• TASK REQUIREMENTS: Copy every line from the data below in which the string "location" can be found.
Start of Block
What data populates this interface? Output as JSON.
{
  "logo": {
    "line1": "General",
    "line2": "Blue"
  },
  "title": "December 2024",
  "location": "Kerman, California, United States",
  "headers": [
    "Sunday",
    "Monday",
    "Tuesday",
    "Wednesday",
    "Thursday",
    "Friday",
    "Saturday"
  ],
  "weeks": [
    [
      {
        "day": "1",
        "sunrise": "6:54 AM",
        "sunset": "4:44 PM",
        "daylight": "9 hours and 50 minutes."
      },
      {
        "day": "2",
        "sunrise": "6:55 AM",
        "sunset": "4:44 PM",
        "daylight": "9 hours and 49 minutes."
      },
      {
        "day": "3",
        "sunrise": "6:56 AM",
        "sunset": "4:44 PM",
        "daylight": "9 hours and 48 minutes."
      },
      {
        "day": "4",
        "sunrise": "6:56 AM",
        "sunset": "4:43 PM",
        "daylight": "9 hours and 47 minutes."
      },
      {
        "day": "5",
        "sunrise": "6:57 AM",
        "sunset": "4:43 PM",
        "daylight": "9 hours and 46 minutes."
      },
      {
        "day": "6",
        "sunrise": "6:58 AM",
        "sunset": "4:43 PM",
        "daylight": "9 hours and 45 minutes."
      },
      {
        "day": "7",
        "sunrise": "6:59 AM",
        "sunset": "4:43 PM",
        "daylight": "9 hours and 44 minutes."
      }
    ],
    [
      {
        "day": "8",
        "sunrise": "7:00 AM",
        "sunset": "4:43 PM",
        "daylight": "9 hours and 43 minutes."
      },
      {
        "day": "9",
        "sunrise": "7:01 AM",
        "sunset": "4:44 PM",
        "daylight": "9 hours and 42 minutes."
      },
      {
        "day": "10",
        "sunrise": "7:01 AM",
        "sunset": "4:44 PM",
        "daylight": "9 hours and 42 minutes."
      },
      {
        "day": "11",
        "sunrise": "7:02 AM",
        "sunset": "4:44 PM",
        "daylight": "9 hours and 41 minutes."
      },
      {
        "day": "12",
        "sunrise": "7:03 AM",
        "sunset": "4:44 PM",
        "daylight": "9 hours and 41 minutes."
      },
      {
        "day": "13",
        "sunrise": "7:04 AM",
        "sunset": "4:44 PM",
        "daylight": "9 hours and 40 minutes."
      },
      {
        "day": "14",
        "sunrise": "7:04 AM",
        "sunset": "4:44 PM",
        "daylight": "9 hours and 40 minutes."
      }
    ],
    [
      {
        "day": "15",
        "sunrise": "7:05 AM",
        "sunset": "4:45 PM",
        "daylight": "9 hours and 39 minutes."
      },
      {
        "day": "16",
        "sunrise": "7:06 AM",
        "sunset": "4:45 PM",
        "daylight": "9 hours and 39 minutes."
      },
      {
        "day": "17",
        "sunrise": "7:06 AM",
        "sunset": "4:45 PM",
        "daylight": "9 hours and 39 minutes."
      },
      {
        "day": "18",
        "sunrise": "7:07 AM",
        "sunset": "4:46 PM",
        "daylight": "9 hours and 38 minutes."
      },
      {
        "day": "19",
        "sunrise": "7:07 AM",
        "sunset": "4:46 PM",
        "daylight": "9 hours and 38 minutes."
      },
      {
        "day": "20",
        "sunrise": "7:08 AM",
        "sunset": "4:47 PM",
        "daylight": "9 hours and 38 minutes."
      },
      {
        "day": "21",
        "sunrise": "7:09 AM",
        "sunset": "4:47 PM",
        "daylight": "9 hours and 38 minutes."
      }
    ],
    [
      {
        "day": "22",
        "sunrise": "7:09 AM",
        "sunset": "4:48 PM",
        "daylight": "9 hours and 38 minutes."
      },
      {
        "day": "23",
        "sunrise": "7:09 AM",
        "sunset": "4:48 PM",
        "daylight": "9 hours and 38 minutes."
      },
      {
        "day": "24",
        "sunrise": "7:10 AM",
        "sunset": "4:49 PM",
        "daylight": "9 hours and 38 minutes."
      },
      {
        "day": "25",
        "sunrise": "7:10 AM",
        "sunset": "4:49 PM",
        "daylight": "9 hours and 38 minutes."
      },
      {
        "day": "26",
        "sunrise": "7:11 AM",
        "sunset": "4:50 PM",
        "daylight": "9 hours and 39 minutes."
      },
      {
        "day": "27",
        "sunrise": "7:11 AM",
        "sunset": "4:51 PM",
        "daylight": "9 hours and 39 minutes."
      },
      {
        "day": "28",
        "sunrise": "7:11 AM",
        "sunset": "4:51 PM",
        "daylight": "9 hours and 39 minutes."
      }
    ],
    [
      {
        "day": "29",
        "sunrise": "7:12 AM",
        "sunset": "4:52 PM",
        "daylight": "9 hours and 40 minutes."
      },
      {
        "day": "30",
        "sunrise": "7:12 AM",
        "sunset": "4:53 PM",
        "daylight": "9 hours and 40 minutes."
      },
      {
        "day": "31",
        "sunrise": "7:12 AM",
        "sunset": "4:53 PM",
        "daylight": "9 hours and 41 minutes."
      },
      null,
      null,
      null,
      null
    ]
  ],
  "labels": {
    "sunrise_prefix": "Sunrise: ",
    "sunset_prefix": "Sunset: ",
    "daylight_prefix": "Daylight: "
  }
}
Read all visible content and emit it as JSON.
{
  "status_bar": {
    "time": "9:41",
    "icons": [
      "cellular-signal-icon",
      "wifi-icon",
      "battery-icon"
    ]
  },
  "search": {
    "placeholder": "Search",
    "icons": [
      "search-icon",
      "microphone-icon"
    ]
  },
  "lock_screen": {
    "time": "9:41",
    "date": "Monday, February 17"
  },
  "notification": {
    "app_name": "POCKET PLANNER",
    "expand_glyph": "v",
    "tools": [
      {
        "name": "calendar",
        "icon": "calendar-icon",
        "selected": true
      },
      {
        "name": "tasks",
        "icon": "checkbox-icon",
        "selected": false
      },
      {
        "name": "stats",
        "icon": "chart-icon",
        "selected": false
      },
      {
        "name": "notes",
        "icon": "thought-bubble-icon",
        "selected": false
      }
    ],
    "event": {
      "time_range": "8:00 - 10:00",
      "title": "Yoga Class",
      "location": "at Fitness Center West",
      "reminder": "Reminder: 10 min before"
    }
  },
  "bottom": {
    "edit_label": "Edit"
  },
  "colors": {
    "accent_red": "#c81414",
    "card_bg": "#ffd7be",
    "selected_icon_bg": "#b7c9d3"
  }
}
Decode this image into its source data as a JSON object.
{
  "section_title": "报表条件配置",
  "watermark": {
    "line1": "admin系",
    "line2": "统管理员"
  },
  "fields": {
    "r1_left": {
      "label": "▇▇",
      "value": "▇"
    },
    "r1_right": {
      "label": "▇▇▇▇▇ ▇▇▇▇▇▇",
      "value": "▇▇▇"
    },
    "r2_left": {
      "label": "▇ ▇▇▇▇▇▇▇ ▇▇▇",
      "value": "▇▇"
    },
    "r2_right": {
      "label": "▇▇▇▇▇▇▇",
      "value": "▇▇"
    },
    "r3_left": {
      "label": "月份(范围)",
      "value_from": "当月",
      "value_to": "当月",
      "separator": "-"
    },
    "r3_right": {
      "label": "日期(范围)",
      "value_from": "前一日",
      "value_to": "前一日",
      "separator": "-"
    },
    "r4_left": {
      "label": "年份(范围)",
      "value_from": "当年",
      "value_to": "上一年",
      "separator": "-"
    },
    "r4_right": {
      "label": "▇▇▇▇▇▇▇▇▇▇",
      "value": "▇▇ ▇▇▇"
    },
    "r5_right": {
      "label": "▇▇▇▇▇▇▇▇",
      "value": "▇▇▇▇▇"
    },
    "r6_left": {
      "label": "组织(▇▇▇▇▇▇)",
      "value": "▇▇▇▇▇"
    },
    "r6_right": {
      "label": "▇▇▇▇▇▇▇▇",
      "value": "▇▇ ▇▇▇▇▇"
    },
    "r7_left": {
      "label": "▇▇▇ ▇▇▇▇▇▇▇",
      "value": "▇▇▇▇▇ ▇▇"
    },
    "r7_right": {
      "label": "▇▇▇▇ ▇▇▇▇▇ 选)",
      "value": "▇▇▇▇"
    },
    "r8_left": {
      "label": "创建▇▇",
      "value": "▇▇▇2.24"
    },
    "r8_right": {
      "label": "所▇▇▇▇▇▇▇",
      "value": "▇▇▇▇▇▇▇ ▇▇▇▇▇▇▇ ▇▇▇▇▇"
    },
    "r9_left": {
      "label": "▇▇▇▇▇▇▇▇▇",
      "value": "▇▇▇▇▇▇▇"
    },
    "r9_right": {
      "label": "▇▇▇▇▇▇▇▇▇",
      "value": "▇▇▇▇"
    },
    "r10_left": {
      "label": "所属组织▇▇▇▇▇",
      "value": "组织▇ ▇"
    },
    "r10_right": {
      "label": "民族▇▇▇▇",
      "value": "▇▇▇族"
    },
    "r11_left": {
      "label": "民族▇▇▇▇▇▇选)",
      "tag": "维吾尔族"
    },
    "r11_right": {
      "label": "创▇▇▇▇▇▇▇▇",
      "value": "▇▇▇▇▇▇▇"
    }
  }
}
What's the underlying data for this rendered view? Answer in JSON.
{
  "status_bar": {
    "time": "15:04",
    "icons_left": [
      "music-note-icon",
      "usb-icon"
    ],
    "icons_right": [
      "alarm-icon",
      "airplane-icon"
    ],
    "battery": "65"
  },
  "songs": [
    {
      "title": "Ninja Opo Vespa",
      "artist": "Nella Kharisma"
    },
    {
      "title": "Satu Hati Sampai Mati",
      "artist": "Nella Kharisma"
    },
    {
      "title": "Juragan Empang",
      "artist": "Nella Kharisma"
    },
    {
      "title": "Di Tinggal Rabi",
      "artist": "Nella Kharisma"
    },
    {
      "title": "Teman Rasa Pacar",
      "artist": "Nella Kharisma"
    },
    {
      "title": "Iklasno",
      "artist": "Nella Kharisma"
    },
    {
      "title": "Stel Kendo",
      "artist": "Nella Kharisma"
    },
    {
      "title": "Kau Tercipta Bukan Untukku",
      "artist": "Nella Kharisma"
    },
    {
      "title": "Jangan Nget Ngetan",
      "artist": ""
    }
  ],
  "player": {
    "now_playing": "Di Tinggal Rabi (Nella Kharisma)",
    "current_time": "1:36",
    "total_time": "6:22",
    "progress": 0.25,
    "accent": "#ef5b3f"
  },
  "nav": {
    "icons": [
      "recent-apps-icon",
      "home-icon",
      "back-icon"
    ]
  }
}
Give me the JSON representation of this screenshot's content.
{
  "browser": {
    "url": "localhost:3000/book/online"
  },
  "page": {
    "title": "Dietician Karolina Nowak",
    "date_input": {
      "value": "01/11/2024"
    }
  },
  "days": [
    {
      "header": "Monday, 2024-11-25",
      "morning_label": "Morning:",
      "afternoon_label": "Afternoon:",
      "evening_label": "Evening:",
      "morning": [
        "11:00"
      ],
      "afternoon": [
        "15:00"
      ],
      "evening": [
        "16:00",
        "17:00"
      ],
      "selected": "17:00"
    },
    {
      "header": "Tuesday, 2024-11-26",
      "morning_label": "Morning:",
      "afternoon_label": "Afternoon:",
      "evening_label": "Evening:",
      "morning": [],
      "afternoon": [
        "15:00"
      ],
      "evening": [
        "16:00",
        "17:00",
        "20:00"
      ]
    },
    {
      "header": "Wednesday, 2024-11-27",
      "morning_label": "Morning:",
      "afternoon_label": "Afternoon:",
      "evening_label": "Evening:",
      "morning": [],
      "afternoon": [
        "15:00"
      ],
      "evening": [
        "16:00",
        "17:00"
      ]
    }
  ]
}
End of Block
• PROBLEM SOLUTION:
  "location": "Kerman, California, United States",
      "location": "at Fitness Center West",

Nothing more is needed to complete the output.